(WHAT IS BEING ASKED)
All lines holding the word "icon" are to be copied from the records beneath.

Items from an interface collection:

- - - -

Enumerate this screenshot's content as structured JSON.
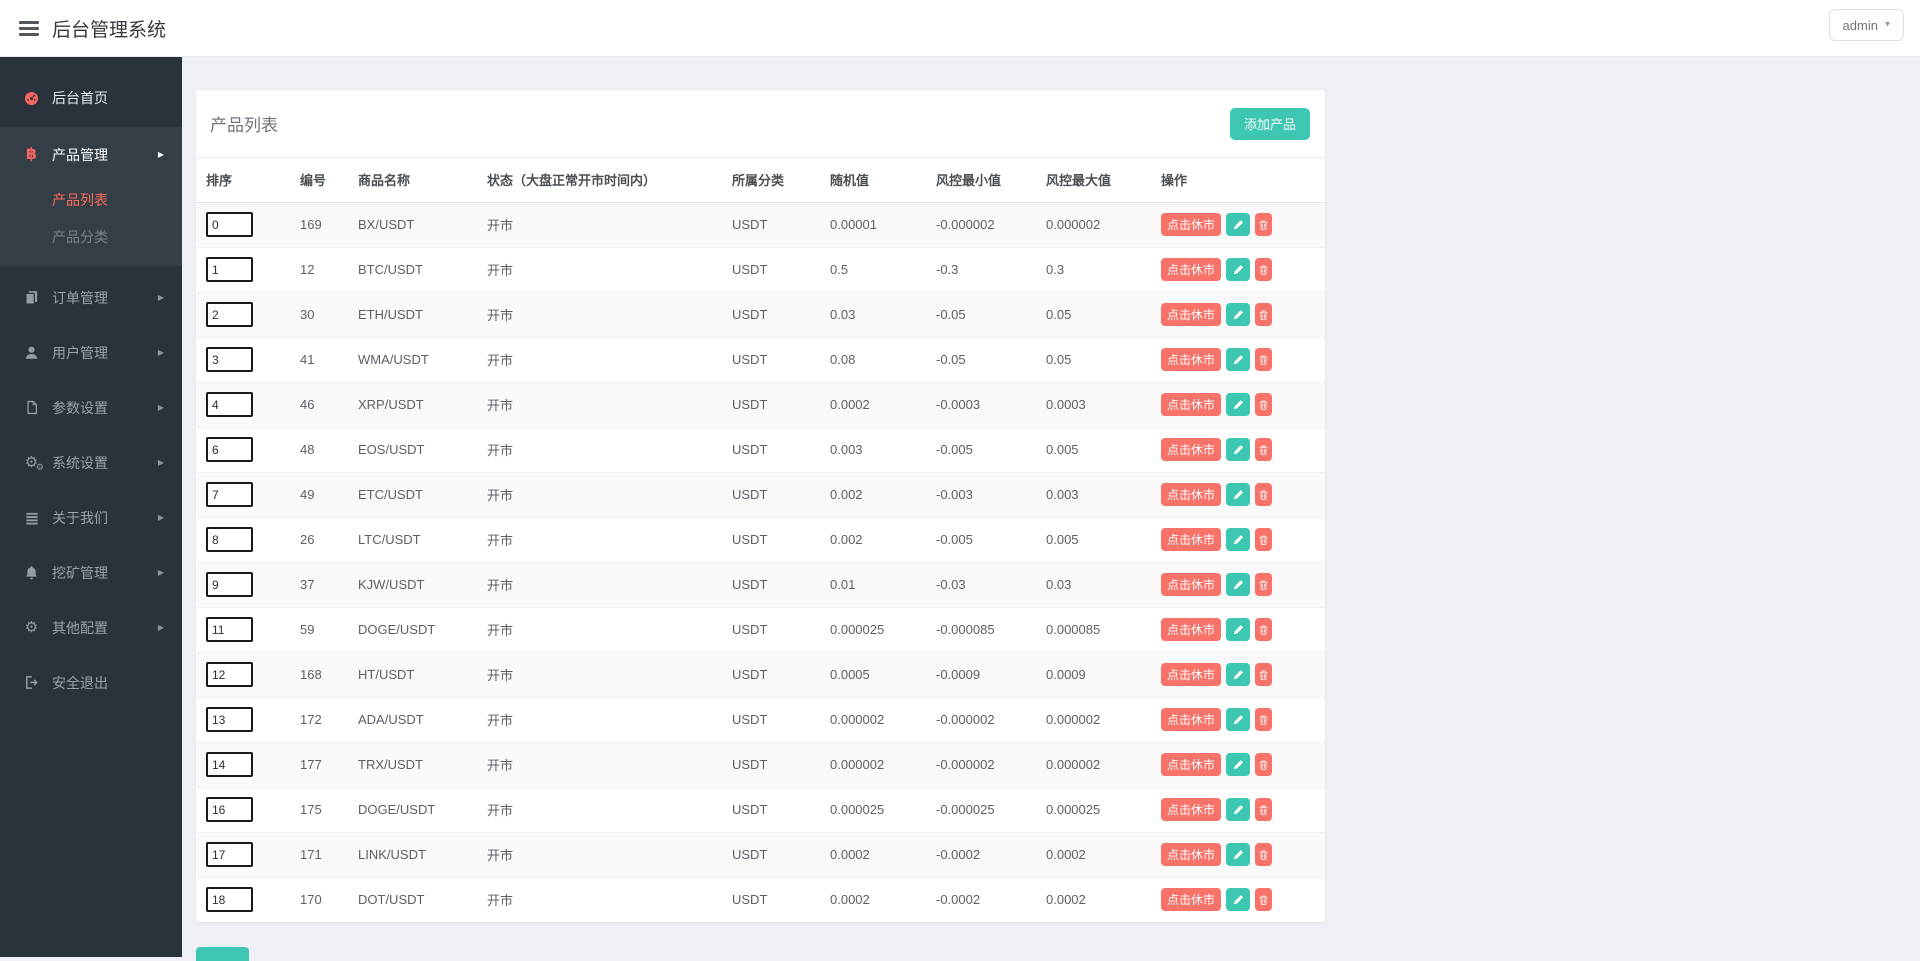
{
  "header": {
    "title": "后台管理系统",
    "user_menu_label": "admin"
  },
  "sidebar": {
    "items": [
      {
        "label": "后台首页"
      },
      {
        "label": "产品管理",
        "expanded": true,
        "submenu": [
          {
            "label": "产品列表",
            "active": true
          },
          {
            "label": "产品分类",
            "active": false
          }
        ]
      },
      {
        "label": "订单管理"
      },
      {
        "label": "用户管理"
      },
      {
        "label": "参数设置"
      },
      {
        "label": "系统设置"
      },
      {
        "label": "关于我们"
      },
      {
        "label": "挖矿管理"
      },
      {
        "label": "其他配置"
      },
      {
        "label": "安全退出"
      }
    ]
  },
  "main": {
    "card_title": "产品列表",
    "add_button_label": "添加产品",
    "table": {
      "columns": [
        "排序",
        "编号",
        "商品名称",
        "状态（大盘正常开市时间内）",
        "所属分类",
        "随机值",
        "风控最小值",
        "风控最大值",
        "操作"
      ],
      "action_buttons": {
        "toggle_label": "点击休市",
        "edit_icon": "pencil-icon",
        "delete_icon": "trash-icon"
      },
      "rows": [
        {
          "sort": "0",
          "id": "169",
          "name": "BX/USDT",
          "status": "开市",
          "category": "USDT",
          "random": "0.00001",
          "risk_min": "-0.000002",
          "risk_max": "0.000002"
        },
        {
          "sort": "1",
          "id": "12",
          "name": "BTC/USDT",
          "status": "开市",
          "category": "USDT",
          "random": "0.5",
          "risk_min": "-0.3",
          "risk_max": "0.3"
        },
        {
          "sort": "2",
          "id": "30",
          "name": "ETH/USDT",
          "status": "开市",
          "category": "USDT",
          "random": "0.03",
          "risk_min": "-0.05",
          "risk_max": "0.05"
        },
        {
          "sort": "3",
          "id": "41",
          "name": "WMA/USDT",
          "status": "开市",
          "category": "USDT",
          "random": "0.08",
          "risk_min": "-0.05",
          "risk_max": "0.05"
        },
        {
          "sort": "4",
          "id": "46",
          "name": "XRP/USDT",
          "status": "开市",
          "category": "USDT",
          "random": "0.0002",
          "risk_min": "-0.0003",
          "risk_max": "0.0003"
        },
        {
          "sort": "6",
          "id": "48",
          "name": "EOS/USDT",
          "status": "开市",
          "category": "USDT",
          "random": "0.003",
          "risk_min": "-0.005",
          "risk_max": "0.005"
        },
        {
          "sort": "7",
          "id": "49",
          "name": "ETC/USDT",
          "status": "开市",
          "category": "USDT",
          "random": "0.002",
          "risk_min": "-0.003",
          "risk_max": "0.003"
        },
        {
          "sort": "8",
          "id": "26",
          "name": "LTC/USDT",
          "status": "开市",
          "category": "USDT",
          "random": "0.002",
          "risk_min": "-0.005",
          "risk_max": "0.005"
        },
        {
          "sort": "9",
          "id": "37",
          "name": "KJW/USDT",
          "status": "开市",
          "category": "USDT",
          "random": "0.01",
          "risk_min": "-0.03",
          "risk_max": "0.03"
        },
        {
          "sort": "11",
          "id": "59",
          "name": "DOGE/USDT",
          "status": "开市",
          "category": "USDT",
          "random": "0.000025",
          "risk_min": "-0.000085",
          "risk_max": "0.000085"
        },
        {
          "sort": "12",
          "id": "168",
          "name": "HT/USDT",
          "status": "开市",
          "category": "USDT",
          "random": "0.0005",
          "risk_min": "-0.0009",
          "risk_max": "0.0009"
        },
        {
          "sort": "13",
          "id": "172",
          "name": "ADA/USDT",
          "status": "开市",
          "category": "USDT",
          "random": "0.000002",
          "risk_min": "-0.000002",
          "risk_max": "0.000002"
        },
        {
          "sort": "14",
          "id": "177",
          "name": "TRX/USDT",
          "status": "开市",
          "category": "USDT",
          "random": "0.000002",
          "risk_min": "-0.000002",
          "risk_max": "0.000002"
        },
        {
          "sort": "16",
          "id": "175",
          "name": "DOGE/USDT",
          "status": "开市",
          "category": "USDT",
          "random": "0.000025",
          "risk_min": "-0.000025",
          "risk_max": "0.000025"
        },
        {
          "sort": "17",
          "id": "171",
          "name": "LINK/USDT",
          "status": "开市",
          "category": "USDT",
          "random": "0.0002",
          "risk_min": "-0.0002",
          "risk_max": "0.0002"
        },
        {
          "sort": "18",
          "id": "170",
          "name": "DOT/USDT",
          "status": "开市",
          "category": "USDT",
          "random": "0.0002",
          "risk_min": "-0.0002",
          "risk_max": "0.0002"
        }
      ]
    }
  },
  "colors": {
    "accent_teal": "#3dc7b3",
    "accent_salmon": "#f7736a",
    "accent_red": "#f4655f",
    "sidebar_bg": "#2a333c",
    "sidebar_group_bg": "#343e47",
    "page_bg": "#eef0f5"
  }
}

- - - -

(EXERCISE ANSWER)
        "edit_icon": "pencil-icon",
        "delete_icon": "trash-icon"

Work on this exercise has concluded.